Gianfranco Rosi's 'Fire at Sea' examines the people of Lampedusa and its tide of refugees
The leitmotif of Gianfranco’s Rosi’s documentary, screening at this year’s New York Film Festival, is immediately apparent in the oxymoron of its title. Fire at Sea, set in Lampedusa, depicts the sharp and seemingly irreconcilable divisions between the people who inhabit the tiny Italian island and those who regularly arrive there, refugees fleeing poverty and violence at home. “Lampedusa is a microcosm of Europe,” the filmmaker said, in a telephone interview today. “These two worlds, that of the refugees, and of the island and its constant ways, never meet.” The documentary, distributed by Kino Lorber, will receive a limited theatrical release beginning Oct. 21.
Rosi arrived in Lampedusa to make a documentary short about the effect of the migration on island life, but found none—the “border” of Lampedusa had been moved to a manned platform off the coast of the tiny Sicilian isle. “Now that the border is the middle of the sea, rather than the land, more refugees are dying,” Rosi explains, “because they must move from those terrible rafts or rubber boats to the rescue ship in darkness.” The filmmaker shot dozens of arrivals; the first in the documentary is an evening rescue. “The refugees are transferred to the Italian ship,” he says. “Afterward, they are taken to a center by bus, and except for the doctor and the authorities who rescue them, no one ever sees these refugees.” While the documentary shows island life mostly through the eyes of a young boy, Samuele Puccilo, Rosi interviews Doctor Pietro Bartolo, Lampedusa’s sole physician, to recount the island’s historical role in the refugee crisis. He cares for the refugees who survive, and he painstakingly works to identify those who do not.
Samuele suffers from a “lazy eye,” and from anxiety, conditions the doctor lovingly attends to in a scene in which the boy admits that he is sometimes short of breath. “Samuele’s lazy eye is the world at this moment,” Rosi observes, “although as I say that, I think the world is turning a blind eye to the refugee crisis.” Samuele’s journey through the uncertainties of adolescence includes seasickness, an unfortunate malady in a place where many, including his father, make their living by fishing. Mr. Puccilo urges his son to develop a “strong stomach” by sitting on a floating dock during rough seas.

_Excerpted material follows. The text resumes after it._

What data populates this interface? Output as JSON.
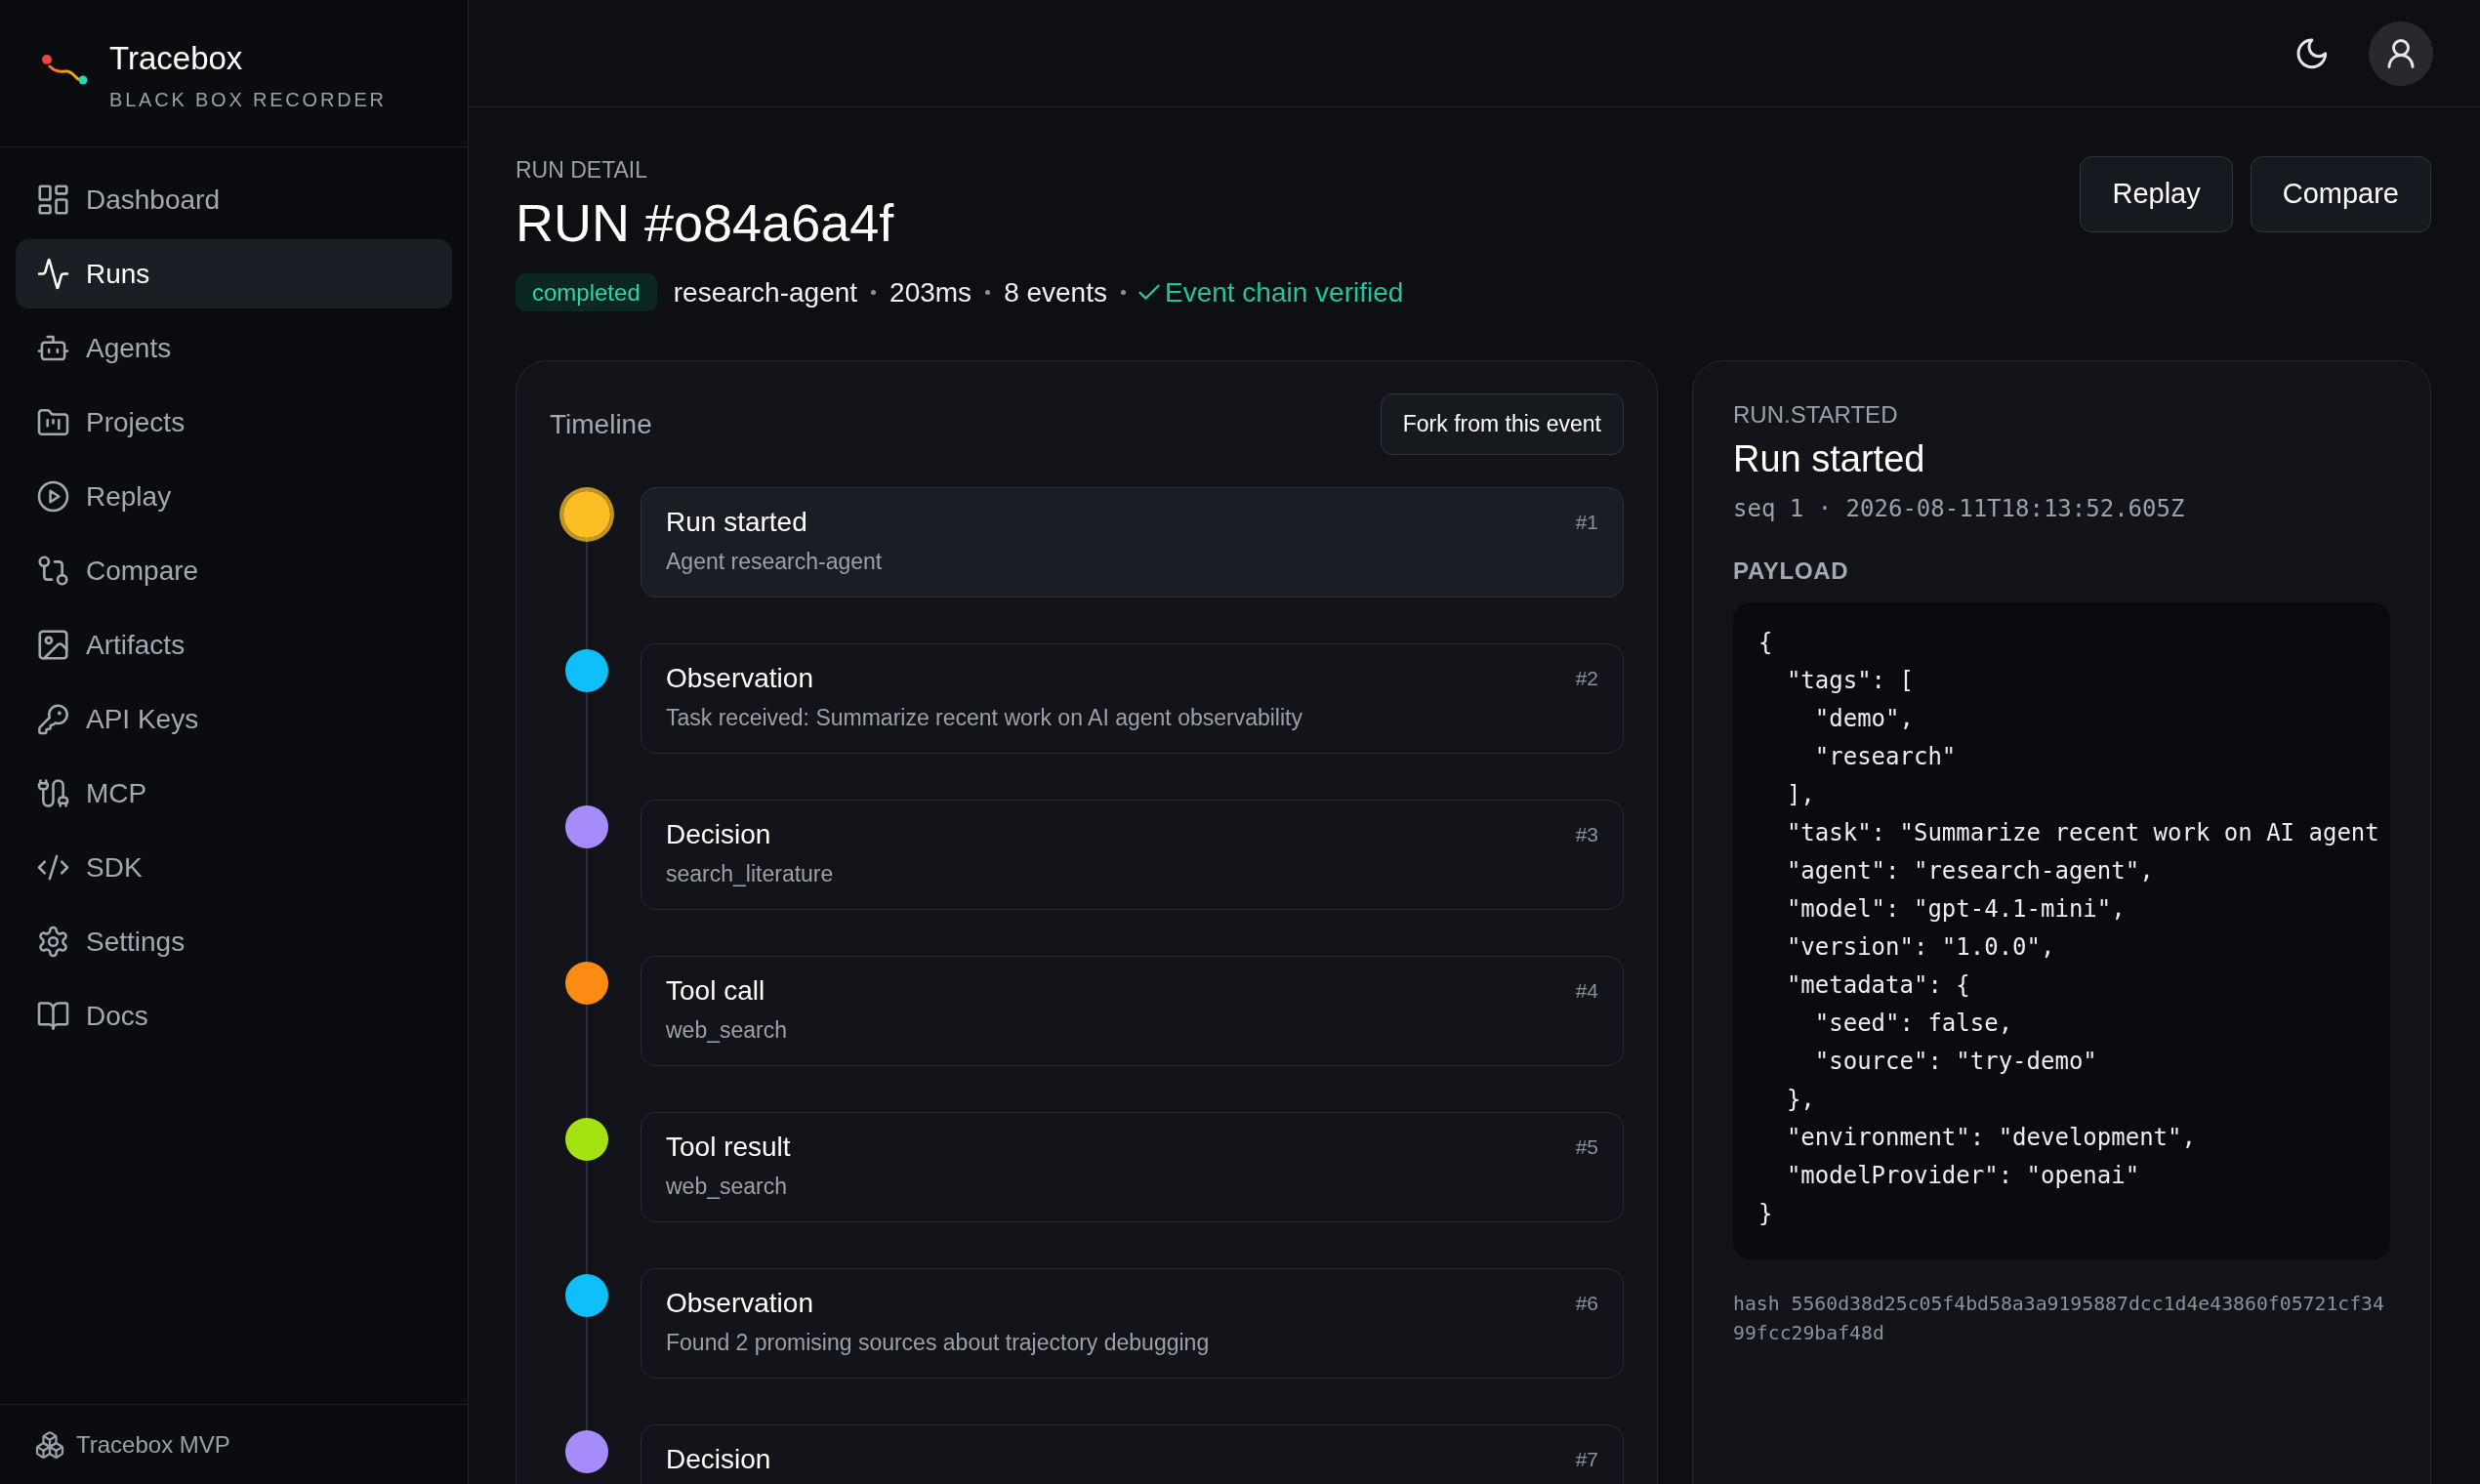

The doctor’s prescriptions are milder. “Dr. Bartolo represents awareness, the conscience of the island,” Rosi says, “although all the islanders feel compassion for the refugees.” Grandma Puccilo calls them “poor souls” when she hears a report on the radio that nearly 50 refugees perished during a rescue operation.

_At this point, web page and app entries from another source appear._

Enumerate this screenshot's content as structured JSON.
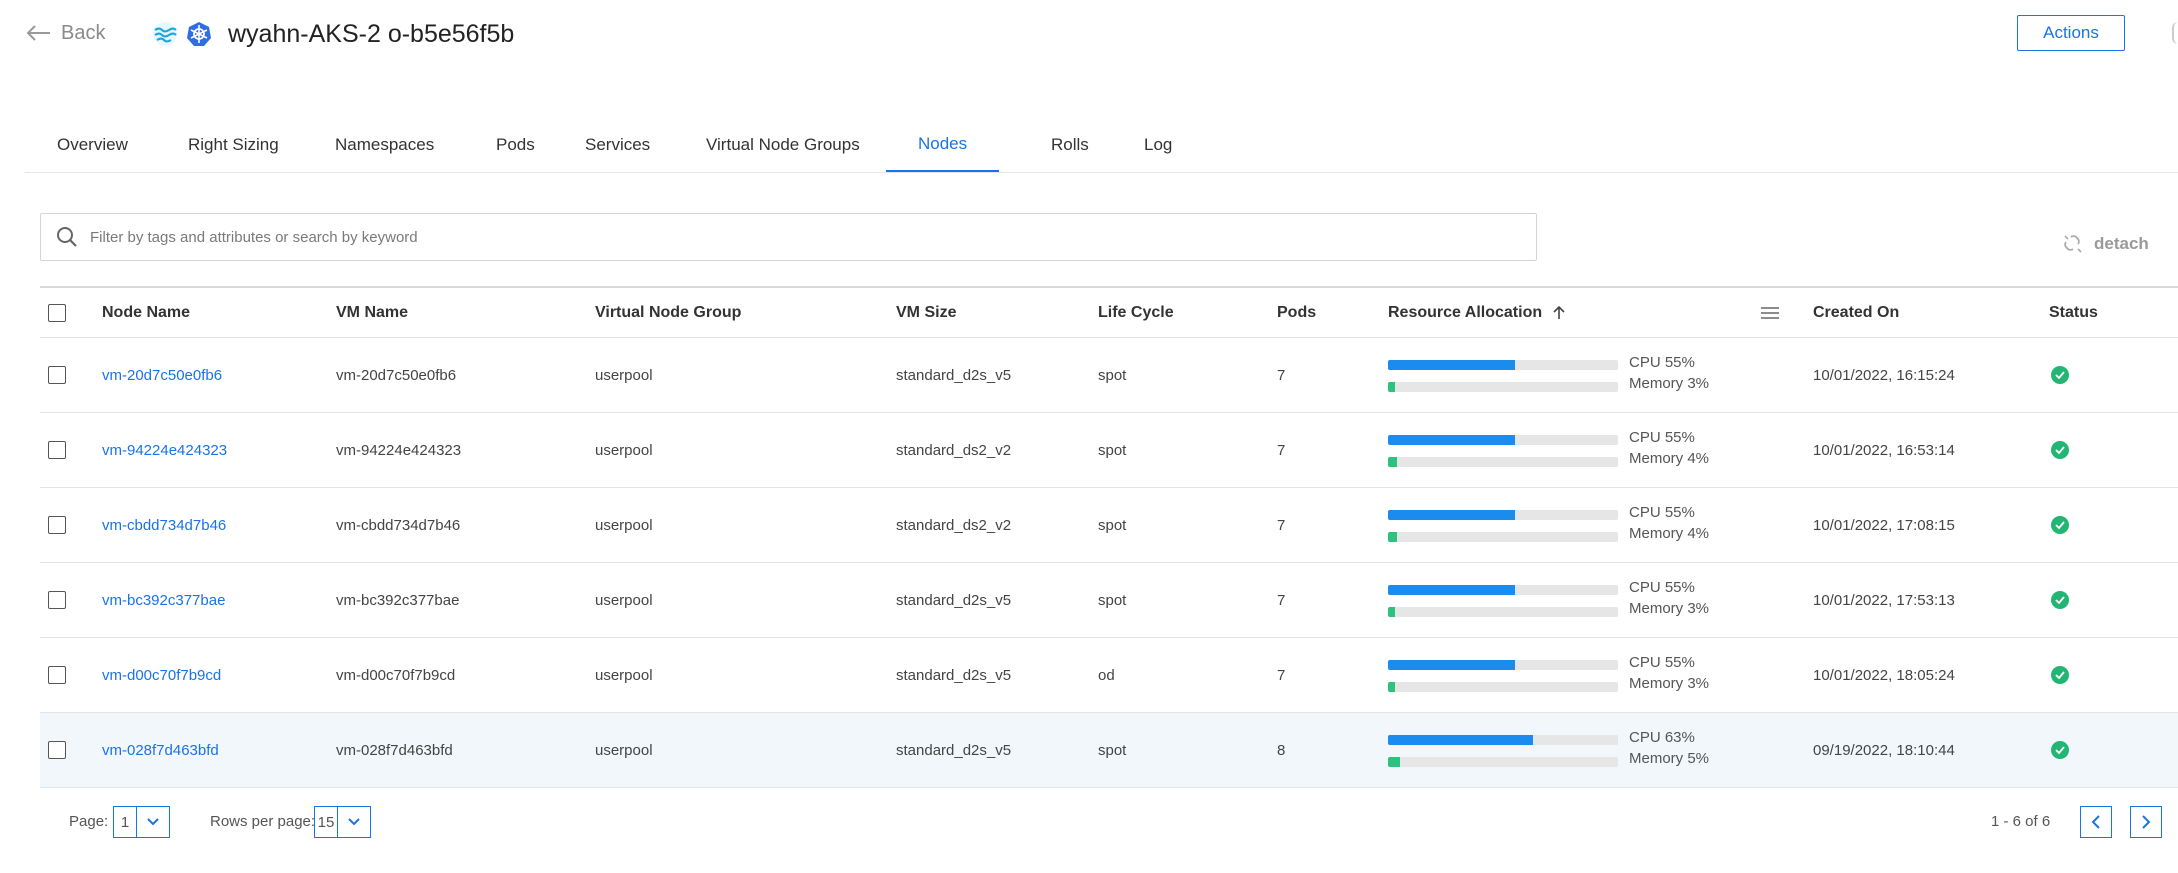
{
  "header": {
    "back_label": "Back",
    "cluster_name": "wyahn-AKS-2",
    "cluster_id": "o-b5e56f5b",
    "actions_label": "Actions"
  },
  "tabs": [
    {
      "label": "Overview"
    },
    {
      "label": "Right Sizing"
    },
    {
      "label": "Namespaces"
    },
    {
      "label": "Pods"
    },
    {
      "label": "Services"
    },
    {
      "label": "Virtual Node Groups"
    },
    {
      "label": "Nodes",
      "active": true
    },
    {
      "label": "Rolls"
    },
    {
      "label": "Log"
    }
  ],
  "search": {
    "placeholder": "Filter by tags and attributes or search by keyword"
  },
  "detach_label": "detach",
  "columns": {
    "node_name": "Node Name",
    "vm_name": "VM Name",
    "vng": "Virtual Node Group",
    "vm_size": "VM Size",
    "life_cycle": "Life Cycle",
    "pods": "Pods",
    "resource": "Resource Allocation",
    "created": "Created On",
    "status": "Status"
  },
  "rows": [
    {
      "node": "vm-20d7c50e0fb6",
      "vm": "vm-20d7c50e0fb6",
      "vng": "userpool",
      "size": "standard_d2s_v5",
      "life": "spot",
      "pods": "7",
      "cpu_label": "CPU 55%",
      "cpu": 55,
      "mem_label": "Memory 3%",
      "mem": 3,
      "created": "10/01/2022, 16:15:24",
      "status": "ok"
    },
    {
      "node": "vm-94224e424323",
      "vm": "vm-94224e424323",
      "vng": "userpool",
      "size": "standard_ds2_v2",
      "life": "spot",
      "pods": "7",
      "cpu_label": "CPU 55%",
      "cpu": 55,
      "mem_label": "Memory 4%",
      "mem": 4,
      "created": "10/01/2022, 16:53:14",
      "status": "ok"
    },
    {
      "node": "vm-cbdd734d7b46",
      "vm": "vm-cbdd734d7b46",
      "vng": "userpool",
      "size": "standard_ds2_v2",
      "life": "spot",
      "pods": "7",
      "cpu_label": "CPU 55%",
      "cpu": 55,
      "mem_label": "Memory 4%",
      "mem": 4,
      "created": "10/01/2022, 17:08:15",
      "status": "ok"
    },
    {
      "node": "vm-bc392c377bae",
      "vm": "vm-bc392c377bae",
      "vng": "userpool",
      "size": "standard_d2s_v5",
      "life": "spot",
      "pods": "7",
      "cpu_label": "CPU 55%",
      "cpu": 55,
      "mem_label": "Memory 3%",
      "mem": 3,
      "created": "10/01/2022, 17:53:13",
      "status": "ok"
    },
    {
      "node": "vm-d00c70f7b9cd",
      "vm": "vm-d00c70f7b9cd",
      "vng": "userpool",
      "size": "standard_d2s_v5",
      "life": "od",
      "pods": "7",
      "cpu_label": "CPU 55%",
      "cpu": 55,
      "mem_label": "Memory 3%",
      "mem": 3,
      "created": "10/01/2022, 18:05:24",
      "status": "ok"
    },
    {
      "node": "vm-028f7d463bfd",
      "vm": "vm-028f7d463bfd",
      "vng": "userpool",
      "size": "standard_d2s_v5",
      "life": "spot",
      "pods": "8",
      "cpu_label": "CPU 63%",
      "cpu": 63,
      "mem_label": "Memory 5%",
      "mem": 5,
      "created": "09/19/2022, 18:10:44",
      "status": "ok",
      "highlighted": true
    }
  ],
  "footer": {
    "page_label": "Page:",
    "page_value": "1",
    "rows_label": "Rows per page:",
    "rows_value": "15",
    "count_text": "1 - 6 of 6"
  },
  "colors": {
    "accent": "#1a73e8",
    "cpu_bar": "#1a8cf0",
    "memory_bar": "#2ec27e",
    "status_ok": "#22b573"
  }
}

Like all of Rosi’s subjects, “Nonna” is both a palpable presence and an archetypal figure who represents the continuity of life on the island. “You see the interior life of every one of them,” Rosi notes, “and so I think that is why they all appear timeless.” Yesterday evening, Fire at Sea had its first U.S. public screening at the New York Film Festival. “It was important for me to show my documentary here,” the filmmaker says. “I feel that in this city, there is no pretense of integration.” Rosi, who was born in Eritrea, moved frequently as a child. His father’s work led the family to live on several continents. In his early 20s, Rosi came to New York City to attend New York University’s film school. “Here everyone is coming from a different place in the world,” Rosi says. “They live with each other but they keep their roots. That is what I had to do as a boy.”

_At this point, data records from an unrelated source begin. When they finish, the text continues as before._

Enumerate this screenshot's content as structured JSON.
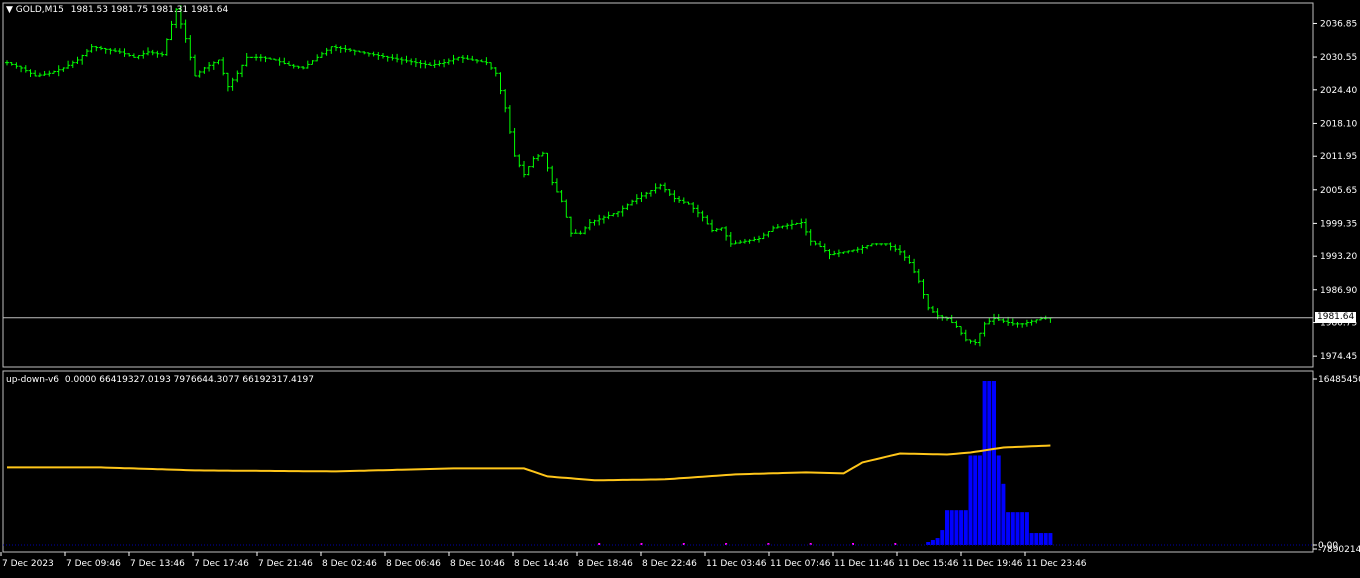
{
  "main_header": {
    "symbol": "GOLD,M15",
    "ohlc": "1981.53 1981.75 1981.31 1981.64"
  },
  "indicator_header": {
    "name": "up-down-v6",
    "values": "0.0000 66419327.0193 7976644.3077 66192317.4197"
  },
  "current_price_label": "1981.64",
  "colors": {
    "background": "#000000",
    "axis": "#ffffff",
    "bars": "#00ff00",
    "price_line": "#c0c0c0",
    "histogram": "#0000ff",
    "signal_line": "#ffc61a",
    "small_marks": "#ff00ff"
  },
  "chart_data": [
    {
      "type": "bar",
      "name": "GOLD,M15 price chart",
      "y_ticks": [
        "2036.85",
        "2030.55",
        "2024.40",
        "2018.10",
        "2011.95",
        "2005.65",
        "1999.35",
        "1993.20",
        "1986.90",
        "1980.75",
        "1974.45"
      ],
      "ylim": [
        1972.6,
        2040.5
      ],
      "current_price": 1981.64,
      "x_labels": [
        "7 Dec 2023",
        "7 Dec 09:46",
        "7 Dec 13:46",
        "7 Dec 17:46",
        "7 Dec 21:46",
        "8 Dec 02:46",
        "8 Dec 06:46",
        "8 Dec 10:46",
        "8 Dec 14:46",
        "8 Dec 18:46",
        "8 Dec 22:46",
        "11 Dec 03:46",
        "11 Dec 07:46",
        "11 Dec 11:46",
        "11 Dec 15:46",
        "11 Dec 19:46",
        "11 Dec 23:46"
      ],
      "close_path": [
        [
          0,
          2029.5
        ],
        [
          3,
          2028.5
        ],
        [
          6,
          2027.0
        ],
        [
          9,
          2027.5
        ],
        [
          12,
          2028.5
        ],
        [
          15,
          2030.0
        ],
        [
          18,
          2032.5
        ],
        [
          21,
          2032.0
        ],
        [
          24,
          2031.5
        ],
        [
          27,
          2030.5
        ],
        [
          30,
          2031.5
        ],
        [
          33,
          2031.0
        ],
        [
          36,
          2039.5
        ],
        [
          38,
          2034.0
        ],
        [
          40,
          2027.0
        ],
        [
          42,
          2028.5
        ],
        [
          45,
          2030.0
        ],
        [
          47,
          2025.0
        ],
        [
          49,
          2027.5
        ],
        [
          51,
          2030.5
        ],
        [
          54,
          2030.5
        ],
        [
          57,
          2030.0
        ],
        [
          60,
          2029.0
        ],
        [
          63,
          2028.5
        ],
        [
          66,
          2030.5
        ],
        [
          69,
          2032.5
        ],
        [
          72,
          2032.0
        ],
        [
          75,
          2031.5
        ],
        [
          78,
          2031.0
        ],
        [
          81,
          2030.5
        ],
        [
          84,
          2030.0
        ],
        [
          87,
          2029.5
        ],
        [
          90,
          2029.0
        ],
        [
          93,
          2029.5
        ],
        [
          96,
          2030.5
        ],
        [
          99,
          2030.0
        ],
        [
          102,
          2029.5
        ],
        [
          104,
          2027.5
        ],
        [
          106,
          2021.0
        ],
        [
          108,
          2012.0
        ],
        [
          110,
          2008.5
        ],
        [
          112,
          2011.5
        ],
        [
          114,
          2012.5
        ],
        [
          116,
          2007.0
        ],
        [
          118,
          2003.5
        ],
        [
          120,
          1997.5
        ],
        [
          122,
          1997.5
        ],
        [
          124,
          1999.5
        ],
        [
          127,
          2000.5
        ],
        [
          130,
          2001.5
        ],
        [
          133,
          2003.5
        ],
        [
          136,
          2005.0
        ],
        [
          139,
          2006.5
        ],
        [
          142,
          2004.0
        ],
        [
          145,
          2003.0
        ],
        [
          148,
          2000.5
        ],
        [
          150,
          1998.0
        ],
        [
          152,
          1998.5
        ],
        [
          154,
          1995.5
        ],
        [
          157,
          1996.0
        ],
        [
          160,
          1996.5
        ],
        [
          163,
          1998.5
        ],
        [
          166,
          1999.0
        ],
        [
          169,
          1999.5
        ],
        [
          171,
          1996.0
        ],
        [
          173,
          1995.0
        ],
        [
          175,
          1993.5
        ],
        [
          178,
          1994.0
        ],
        [
          181,
          1994.5
        ],
        [
          184,
          1995.5
        ],
        [
          187,
          1995.5
        ],
        [
          190,
          1994.0
        ],
        [
          192,
          1992.0
        ],
        [
          194,
          1988.5
        ],
        [
          196,
          1983.5
        ],
        [
          198,
          1982.0
        ],
        [
          200,
          1981.5
        ],
        [
          202,
          1980.0
        ],
        [
          204,
          1977.5
        ],
        [
          206,
          1977.0
        ],
        [
          208,
          1980.5
        ],
        [
          210,
          1981.5
        ],
        [
          212,
          1981.0
        ],
        [
          214,
          1980.5
        ],
        [
          216,
          1980.5
        ],
        [
          218,
          1981.0
        ],
        [
          220,
          1981.5
        ],
        [
          222,
          1981.64
        ]
      ],
      "bar_count": 223
    },
    {
      "type": "bar",
      "name": "up-down-v6",
      "y_ticks": [
        "16485450",
        "0.00",
        "-7890214"
      ],
      "ylim": [
        -7890214,
        16485450
      ],
      "histogram_path": [
        [
          0,
          0
        ],
        [
          195,
          0
        ],
        [
          196,
          300000
        ],
        [
          198,
          700000
        ],
        [
          199,
          1500000
        ],
        [
          200,
          3500000
        ],
        [
          204,
          3500000
        ],
        [
          205,
          9000000
        ],
        [
          207,
          9000000
        ],
        [
          208,
          16485450
        ],
        [
          210,
          16485450
        ],
        [
          211,
          9000000
        ],
        [
          213,
          3300000
        ],
        [
          217,
          3300000
        ],
        [
          218,
          1200000
        ],
        [
          222,
          1200000
        ]
      ],
      "signal_path": [
        [
          0,
          7800000
        ],
        [
          20,
          7800000
        ],
        [
          40,
          7500000
        ],
        [
          70,
          7400000
        ],
        [
          95,
          7700000
        ],
        [
          110,
          7700000
        ],
        [
          115,
          6900000
        ],
        [
          125,
          6500000
        ],
        [
          140,
          6600000
        ],
        [
          155,
          7100000
        ],
        [
          170,
          7300000
        ],
        [
          178,
          7200000
        ],
        [
          182,
          8300000
        ],
        [
          190,
          9200000
        ],
        [
          200,
          9100000
        ],
        [
          205,
          9300000
        ],
        [
          212,
          9800000
        ],
        [
          222,
          10000000
        ]
      ]
    }
  ]
}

The filmmaker, who has written and produced other well-regarded documentaries, including El Sicario, Room 164 (2010), about a hit man hired by both the Mexican drug cartels and the Chihuahua State Police, won the Golden Bear at the Berlinale this year for Fire at Sea. Reflecting on his work, he muses that his unusual childhood prepared him for human-rights filmmaking. “Making this documentary, I felt that I was from Lampedusa,” Rosi says. “I did not lose myself, yet I felt the life there.” He thinks that if the world does not resolve its refugee crisis, the European Union will collapse. “Unfortunately, there must be a political solution,” he cautions. “Now it is in the politicians’ hands, which is the reason we are so worried about the outcome of your presidential election.”
The BAMcinématek at the BAM Rose Cinemas in Brooklyn, NY, will present a retrospective of the films of Gianfranco Rosi Oct. 28 through Nov. 3.